TASK PROMPT: Scan the entries below. Report each line where the string "anchor" occurs.
[[ TASK MATERIAL, beginning ]]
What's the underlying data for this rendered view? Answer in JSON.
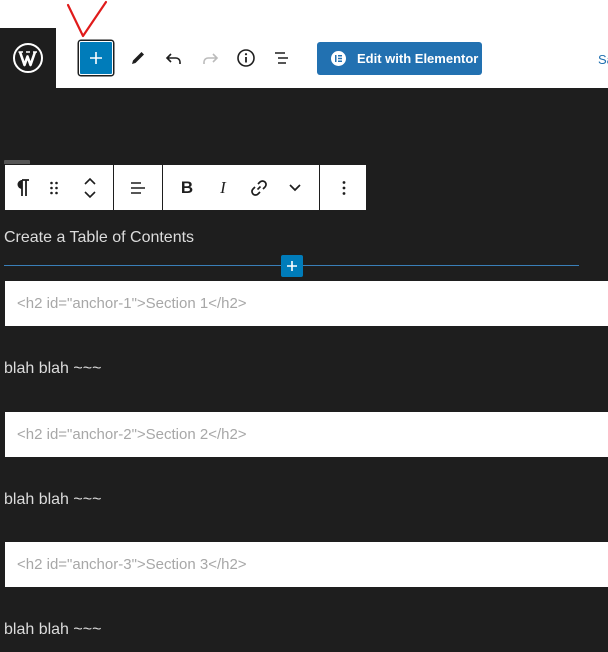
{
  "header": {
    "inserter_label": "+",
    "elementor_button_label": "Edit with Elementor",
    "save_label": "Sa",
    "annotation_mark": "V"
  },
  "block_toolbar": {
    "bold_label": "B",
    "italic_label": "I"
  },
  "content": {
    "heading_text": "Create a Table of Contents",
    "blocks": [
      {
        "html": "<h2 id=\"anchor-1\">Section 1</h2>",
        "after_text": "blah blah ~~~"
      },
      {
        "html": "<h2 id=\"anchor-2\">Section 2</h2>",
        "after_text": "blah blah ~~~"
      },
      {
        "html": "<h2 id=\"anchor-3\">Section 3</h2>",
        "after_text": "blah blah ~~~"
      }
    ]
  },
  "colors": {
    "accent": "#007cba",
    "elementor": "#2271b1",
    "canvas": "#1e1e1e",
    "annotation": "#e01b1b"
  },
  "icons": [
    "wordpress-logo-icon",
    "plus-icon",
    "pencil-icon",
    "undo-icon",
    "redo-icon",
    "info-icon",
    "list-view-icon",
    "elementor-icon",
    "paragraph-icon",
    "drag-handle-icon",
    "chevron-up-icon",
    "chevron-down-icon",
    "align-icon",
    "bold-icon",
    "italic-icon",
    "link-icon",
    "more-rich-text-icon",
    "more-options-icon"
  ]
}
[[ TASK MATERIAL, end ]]
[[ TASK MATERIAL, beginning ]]
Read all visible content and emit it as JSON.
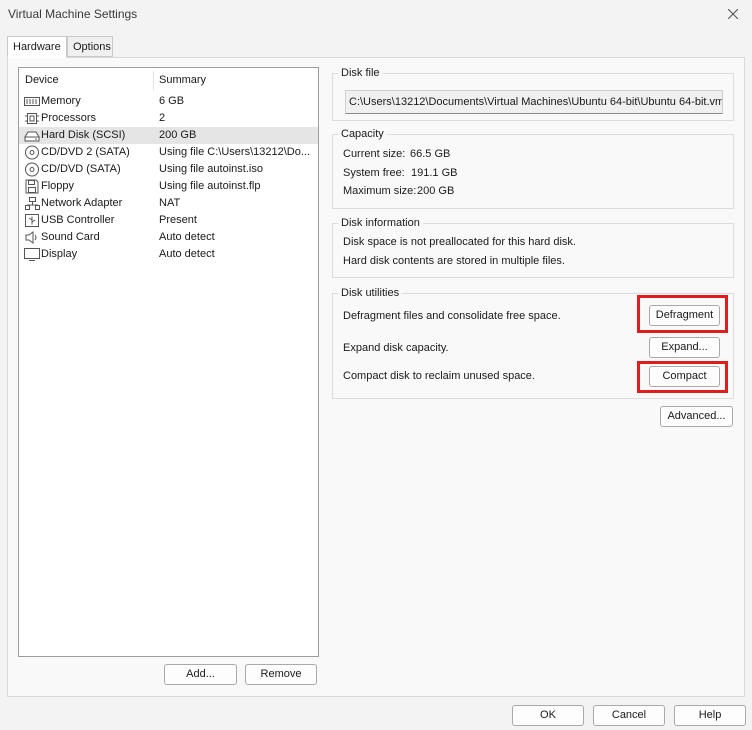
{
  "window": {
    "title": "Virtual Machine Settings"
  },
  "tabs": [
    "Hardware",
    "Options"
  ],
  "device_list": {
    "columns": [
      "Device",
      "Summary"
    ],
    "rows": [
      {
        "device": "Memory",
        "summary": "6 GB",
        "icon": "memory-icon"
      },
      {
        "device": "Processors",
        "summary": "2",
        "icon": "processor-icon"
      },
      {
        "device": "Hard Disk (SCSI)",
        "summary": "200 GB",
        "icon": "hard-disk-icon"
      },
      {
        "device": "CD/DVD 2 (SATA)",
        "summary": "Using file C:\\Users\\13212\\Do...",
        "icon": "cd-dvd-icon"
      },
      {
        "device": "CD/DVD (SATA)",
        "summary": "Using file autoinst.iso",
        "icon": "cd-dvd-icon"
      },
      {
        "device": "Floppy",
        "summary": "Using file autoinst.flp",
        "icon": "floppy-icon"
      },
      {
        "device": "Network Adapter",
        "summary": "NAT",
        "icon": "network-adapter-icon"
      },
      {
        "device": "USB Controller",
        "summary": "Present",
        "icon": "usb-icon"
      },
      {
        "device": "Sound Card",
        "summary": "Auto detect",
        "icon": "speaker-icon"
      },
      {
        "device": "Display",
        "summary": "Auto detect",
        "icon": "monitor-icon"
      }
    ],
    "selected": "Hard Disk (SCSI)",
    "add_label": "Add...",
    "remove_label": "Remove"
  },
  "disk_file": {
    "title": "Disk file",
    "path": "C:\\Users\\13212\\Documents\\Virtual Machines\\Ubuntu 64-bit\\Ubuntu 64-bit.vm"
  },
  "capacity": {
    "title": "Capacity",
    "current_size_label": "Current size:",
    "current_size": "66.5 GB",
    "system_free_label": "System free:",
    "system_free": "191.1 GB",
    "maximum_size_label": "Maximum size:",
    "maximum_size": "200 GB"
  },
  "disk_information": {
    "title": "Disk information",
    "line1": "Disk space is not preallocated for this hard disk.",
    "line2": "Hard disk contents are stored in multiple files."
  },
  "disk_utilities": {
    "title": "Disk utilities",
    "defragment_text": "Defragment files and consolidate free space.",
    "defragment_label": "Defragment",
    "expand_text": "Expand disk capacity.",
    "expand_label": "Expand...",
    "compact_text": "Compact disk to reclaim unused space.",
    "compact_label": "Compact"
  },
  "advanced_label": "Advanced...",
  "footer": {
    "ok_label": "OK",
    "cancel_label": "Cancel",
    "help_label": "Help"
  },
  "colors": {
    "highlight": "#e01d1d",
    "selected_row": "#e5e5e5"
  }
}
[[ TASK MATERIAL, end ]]
YOUR RESPONSE:
        "html": "<h2 id=\"anchor-1\">Section 1</h2>",
        "html": "<h2 id=\"anchor-2\">Section 2</h2>",
        "html": "<h2 id=\"anchor-3\">Section 3</h2>",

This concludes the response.